→ **Data records**:
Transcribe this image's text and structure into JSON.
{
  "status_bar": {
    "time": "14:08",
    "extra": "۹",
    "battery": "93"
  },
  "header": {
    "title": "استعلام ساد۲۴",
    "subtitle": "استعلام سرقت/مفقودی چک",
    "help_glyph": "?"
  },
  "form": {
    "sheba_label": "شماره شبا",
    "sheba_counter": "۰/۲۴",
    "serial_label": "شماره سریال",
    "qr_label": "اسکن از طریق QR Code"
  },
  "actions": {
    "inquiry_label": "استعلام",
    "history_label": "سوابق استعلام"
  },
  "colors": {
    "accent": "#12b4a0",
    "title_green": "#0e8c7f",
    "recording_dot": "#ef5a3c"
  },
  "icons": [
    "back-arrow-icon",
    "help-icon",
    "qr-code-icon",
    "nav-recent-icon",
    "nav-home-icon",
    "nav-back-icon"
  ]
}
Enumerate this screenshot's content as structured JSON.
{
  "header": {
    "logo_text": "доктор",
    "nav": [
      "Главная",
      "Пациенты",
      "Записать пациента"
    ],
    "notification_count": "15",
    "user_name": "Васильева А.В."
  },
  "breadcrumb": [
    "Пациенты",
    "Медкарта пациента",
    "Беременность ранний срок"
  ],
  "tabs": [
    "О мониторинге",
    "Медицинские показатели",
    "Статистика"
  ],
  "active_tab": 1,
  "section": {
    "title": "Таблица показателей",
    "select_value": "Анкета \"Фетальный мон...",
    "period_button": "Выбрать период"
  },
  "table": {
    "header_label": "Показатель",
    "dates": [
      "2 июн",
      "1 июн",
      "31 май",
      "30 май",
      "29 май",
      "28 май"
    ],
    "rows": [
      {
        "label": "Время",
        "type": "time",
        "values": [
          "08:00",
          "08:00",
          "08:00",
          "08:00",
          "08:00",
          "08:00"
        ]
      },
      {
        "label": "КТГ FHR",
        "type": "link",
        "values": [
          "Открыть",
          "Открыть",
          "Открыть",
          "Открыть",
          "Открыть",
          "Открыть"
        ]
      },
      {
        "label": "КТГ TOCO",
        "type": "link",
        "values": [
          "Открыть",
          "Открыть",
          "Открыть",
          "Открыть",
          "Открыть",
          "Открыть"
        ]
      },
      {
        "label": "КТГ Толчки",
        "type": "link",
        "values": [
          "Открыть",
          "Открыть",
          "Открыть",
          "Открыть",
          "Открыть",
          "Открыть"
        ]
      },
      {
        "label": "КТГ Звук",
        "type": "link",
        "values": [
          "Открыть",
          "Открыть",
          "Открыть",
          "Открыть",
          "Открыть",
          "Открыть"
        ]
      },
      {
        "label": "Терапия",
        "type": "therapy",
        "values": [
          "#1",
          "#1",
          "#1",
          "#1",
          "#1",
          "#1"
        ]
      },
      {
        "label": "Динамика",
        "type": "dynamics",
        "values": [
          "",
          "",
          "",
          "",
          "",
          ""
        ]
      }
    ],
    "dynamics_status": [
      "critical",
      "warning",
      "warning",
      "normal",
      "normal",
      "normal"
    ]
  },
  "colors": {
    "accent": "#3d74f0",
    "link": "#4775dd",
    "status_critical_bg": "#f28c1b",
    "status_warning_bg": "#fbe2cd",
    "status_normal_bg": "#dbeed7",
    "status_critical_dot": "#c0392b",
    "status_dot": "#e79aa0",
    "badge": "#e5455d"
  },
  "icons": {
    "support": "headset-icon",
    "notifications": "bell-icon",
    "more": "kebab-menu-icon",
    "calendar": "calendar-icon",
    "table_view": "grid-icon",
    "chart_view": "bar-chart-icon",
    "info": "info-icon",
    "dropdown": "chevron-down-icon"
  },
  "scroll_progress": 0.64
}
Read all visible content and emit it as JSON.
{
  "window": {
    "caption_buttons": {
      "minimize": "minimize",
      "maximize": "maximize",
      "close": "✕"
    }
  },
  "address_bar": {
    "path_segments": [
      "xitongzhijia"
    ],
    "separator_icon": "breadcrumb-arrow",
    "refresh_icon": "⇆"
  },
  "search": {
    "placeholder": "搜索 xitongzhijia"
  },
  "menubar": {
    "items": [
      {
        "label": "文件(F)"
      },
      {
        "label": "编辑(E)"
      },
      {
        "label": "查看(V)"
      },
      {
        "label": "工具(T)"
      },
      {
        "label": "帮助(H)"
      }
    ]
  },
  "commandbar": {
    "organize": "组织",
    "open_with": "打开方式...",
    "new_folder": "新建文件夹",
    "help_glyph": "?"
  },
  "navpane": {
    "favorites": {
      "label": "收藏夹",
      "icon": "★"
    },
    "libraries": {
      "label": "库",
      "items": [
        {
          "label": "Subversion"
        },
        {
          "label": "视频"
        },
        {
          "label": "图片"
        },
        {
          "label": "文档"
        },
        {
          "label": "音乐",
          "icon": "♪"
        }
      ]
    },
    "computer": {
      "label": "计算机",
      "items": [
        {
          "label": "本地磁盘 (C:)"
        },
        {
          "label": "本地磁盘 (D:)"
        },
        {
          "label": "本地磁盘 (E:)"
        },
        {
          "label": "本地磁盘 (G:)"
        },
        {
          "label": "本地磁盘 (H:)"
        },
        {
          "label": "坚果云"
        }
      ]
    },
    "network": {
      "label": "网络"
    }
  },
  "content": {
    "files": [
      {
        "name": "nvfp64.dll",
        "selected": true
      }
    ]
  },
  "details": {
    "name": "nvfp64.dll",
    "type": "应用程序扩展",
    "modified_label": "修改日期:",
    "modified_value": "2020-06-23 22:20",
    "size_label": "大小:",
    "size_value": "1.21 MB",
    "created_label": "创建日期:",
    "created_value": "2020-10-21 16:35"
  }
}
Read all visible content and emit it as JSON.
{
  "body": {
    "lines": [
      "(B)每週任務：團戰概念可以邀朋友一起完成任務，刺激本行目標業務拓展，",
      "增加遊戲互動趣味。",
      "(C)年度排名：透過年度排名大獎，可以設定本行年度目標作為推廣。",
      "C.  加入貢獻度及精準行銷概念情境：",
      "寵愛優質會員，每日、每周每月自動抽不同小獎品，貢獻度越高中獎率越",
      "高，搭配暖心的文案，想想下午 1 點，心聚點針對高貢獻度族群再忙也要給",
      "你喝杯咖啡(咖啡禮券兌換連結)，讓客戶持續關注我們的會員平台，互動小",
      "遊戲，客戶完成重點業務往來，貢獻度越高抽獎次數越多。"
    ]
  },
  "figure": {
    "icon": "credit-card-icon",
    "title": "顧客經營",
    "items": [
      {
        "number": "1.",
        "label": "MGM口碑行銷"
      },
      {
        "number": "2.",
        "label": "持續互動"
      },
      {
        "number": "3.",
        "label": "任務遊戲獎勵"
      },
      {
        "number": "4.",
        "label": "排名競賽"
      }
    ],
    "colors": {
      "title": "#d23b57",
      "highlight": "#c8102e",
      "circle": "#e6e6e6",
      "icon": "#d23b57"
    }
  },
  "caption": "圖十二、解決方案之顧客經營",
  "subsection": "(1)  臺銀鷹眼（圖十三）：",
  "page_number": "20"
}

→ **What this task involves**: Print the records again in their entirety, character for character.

→ **Response to this exercise**:
Transcribe this image's text and structure into JSON.
{
  "status_bar": {
    "time": "14:08",
    "extra": "۹",
    "battery": "93"
  },
  "header": {
    "title": "استعلام ساد۲۴",
    "subtitle": "استعلام سرقت/مفقودی چک",
    "help_glyph": "?"
  },
  "form": {
    "sheba_label": "شماره شبا",
    "sheba_counter": "۰/۲۴",
    "serial_label": "شماره سریال",
    "qr_label": "اسکن از طریق QR Code"
  },
  "actions": {
    "inquiry_label": "استعلام",
    "history_label": "سوابق استعلام"
  },
  "colors": {
    "accent": "#12b4a0",
    "title_green": "#0e8c7f",
    "recording_dot": "#ef5a3c"
  },
  "icons": [
    "back-arrow-icon",
    "help-icon",
    "qr-code-icon",
    "nav-recent-icon",
    "nav-home-icon",
    "nav-back-icon"
  ]
}
Enumerate this screenshot's content as structured JSON.
{
  "header": {
    "logo_text": "доктор",
    "nav": [
      "Главная",
      "Пациенты",
      "Записать пациента"
    ],
    "notification_count": "15",
    "user_name": "Васильева А.В."
  },
  "breadcrumb": [
    "Пациенты",
    "Медкарта пациента",
    "Беременность ранний срок"
  ],
  "tabs": [
    "О мониторинге",
    "Медицинские показатели",
    "Статистика"
  ],
  "active_tab": 1,
  "section": {
    "title": "Таблица показателей",
    "select_value": "Анкета \"Фетальный мон...",
    "period_button": "Выбрать период"
  },
  "table": {
    "header_label": "Показатель",
    "dates": [
      "2 июн",
      "1 июн",
      "31 май",
      "30 май",
      "29 май",
      "28 май"
    ],
    "rows": [
      {
        "label": "Время",
        "type": "time",
        "values": [
          "08:00",
          "08:00",
          "08:00",
          "08:00",
          "08:00",
          "08:00"
        ]
      },
      {
        "label": "КТГ FHR",
        "type": "link",
        "values": [
          "Открыть",
          "Открыть",
          "Открыть",
          "Открыть",
          "Открыть",
          "Открыть"
        ]
      },
      {
        "label": "КТГ TOCO",
        "type": "link",
        "values": [
          "Открыть",
          "Открыть",
          "Открыть",
          "Открыть",
          "Открыть",
          "Открыть"
        ]
      },
      {
        "label": "КТГ Толчки",
        "type": "link",
        "values": [
          "Открыть",
          "Открыть",
          "Открыть",
          "Открыть",
          "Открыть",
          "Открыть"
        ]
      },
      {
        "label": "КТГ Звук",
        "type": "link",
        "values": [
          "Открыть",
          "Открыть",
          "Открыть",
          "Открыть",
          "Открыть",
          "Открыть"
        ]
      },
      {
        "label": "Терапия",
        "type": "therapy",
        "values": [
          "#1",
          "#1",
          "#1",
          "#1",
          "#1",
          "#1"
        ]
      },
      {
        "label": "Динамика",
        "type": "dynamics",
        "values": [
          "",
          "",
          "",
          "",
          "",
          ""
        ]
      }
    ],
    "dynamics_status": [
      "critical",
      "warning",
      "warning",
      "normal",
      "normal",
      "normal"
    ]
  },
  "colors": {
    "accent": "#3d74f0",
    "link": "#4775dd",
    "status_critical_bg": "#f28c1b",
    "status_warning_bg": "#fbe2cd",
    "status_normal_bg": "#dbeed7",
    "status_critical_dot": "#c0392b",
    "status_dot": "#e79aa0",
    "badge": "#e5455d"
  },
  "icons": {
    "support": "headset-icon",
    "notifications": "bell-icon",
    "more": "kebab-menu-icon",
    "calendar": "calendar-icon",
    "table_view": "grid-icon",
    "chart_view": "bar-chart-icon",
    "info": "info-icon",
    "dropdown": "chevron-down-icon"
  },
  "scroll_progress": 0.64
}
Read all visible content and emit it as JSON.
{
  "window": {
    "caption_buttons": {
      "minimize": "minimize",
      "maximize": "maximize",
      "close": "✕"
    }
  },
  "address_bar": {
    "path_segments": [
      "xitongzhijia"
    ],
    "separator_icon": "breadcrumb-arrow",
    "refresh_icon": "⇆"
  },
  "search": {
    "placeholder": "搜索 xitongzhijia"
  },
  "menubar": {
    "items": [
      {
        "label": "文件(F)"
      },
      {
        "label": "编辑(E)"
      },
      {
        "label": "查看(V)"
      },
      {
        "label": "工具(T)"
      },
      {
        "label": "帮助(H)"
      }
    ]
  },
  "commandbar": {
    "organize": "组织",
    "open_with": "打开方式...",
    "new_folder": "新建文件夹",
    "help_glyph": "?"
  },
  "navpane": {
    "favorites": {
      "label": "收藏夹",
      "icon": "★"
    },
    "libraries": {
      "label": "库",
      "items": [
        {
          "label": "Subversion"
        },
        {
          "label": "视频"
        },
        {
          "label": "图片"
        },
        {
          "label": "文档"
        },
        {
          "label": "音乐",
          "icon": "♪"
        }
      ]
    },
    "computer": {
      "label": "计算机",
      "items": [
        {
          "label": "本地磁盘 (C:)"
        },
        {
          "label": "本地磁盘 (D:)"
        },
        {
          "label": "本地磁盘 (E:)"
        },
        {
          "label": "本地磁盘 (G:)"
        },
        {
          "label": "本地磁盘 (H:)"
        },
        {
          "label": "坚果云"
        }
      ]
    },
    "network": {
      "label": "网络"
    }
  },
  "content": {
    "files": [
      {
        "name": "nvfp64.dll",
        "selected": true
      }
    ]
  },
  "details": {
    "name": "nvfp64.dll",
    "type": "应用程序扩展",
    "modified_label": "修改日期:",
    "modified_value": "2020-06-23 22:20",
    "size_label": "大小:",
    "size_value": "1.21 MB",
    "created_label": "创建日期:",
    "created_value": "2020-10-21 16:35"
  }
}
Read all visible content and emit it as JSON.
{
  "body": {
    "lines": [
      "(B)每週任務：團戰概念可以邀朋友一起完成任務，刺激本行目標業務拓展，",
      "增加遊戲互動趣味。",
      "(C)年度排名：透過年度排名大獎，可以設定本行年度目標作為推廣。",
      "C.  加入貢獻度及精準行銷概念情境：",
      "寵愛優質會員，每日、每周每月自動抽不同小獎品，貢獻度越高中獎率越",
      "高，搭配暖心的文案，想想下午 1 點，心聚點針對高貢獻度族群再忙也要給",
      "你喝杯咖啡(咖啡禮券兌換連結)，讓客戶持續關注我們的會員平台，互動小",
      "遊戲，客戶完成重點業務往來，貢獻度越高抽獎次數越多。"
    ]
  },
  "figure": {
    "icon": "credit-card-icon",
    "title": "顧客經營",
    "items": [
      {
        "number": "1.",
        "label": "MGM口碑行銷"
      },
      {
        "number": "2.",
        "label": "持續互動"
      },
      {
        "number": "3.",
        "label": "任務遊戲獎勵"
      },
      {
        "number": "4.",
        "label": "排名競賽"
      }
    ],
    "colors": {
      "title": "#d23b57",
      "highlight": "#c8102e",
      "circle": "#e6e6e6",
      "icon": "#d23b57"
    }
  },
  "caption": "圖十二、解決方案之顧客經營",
  "subsection": "(1)  臺銀鷹眼（圖十三）：",
  "page_number": "20"
}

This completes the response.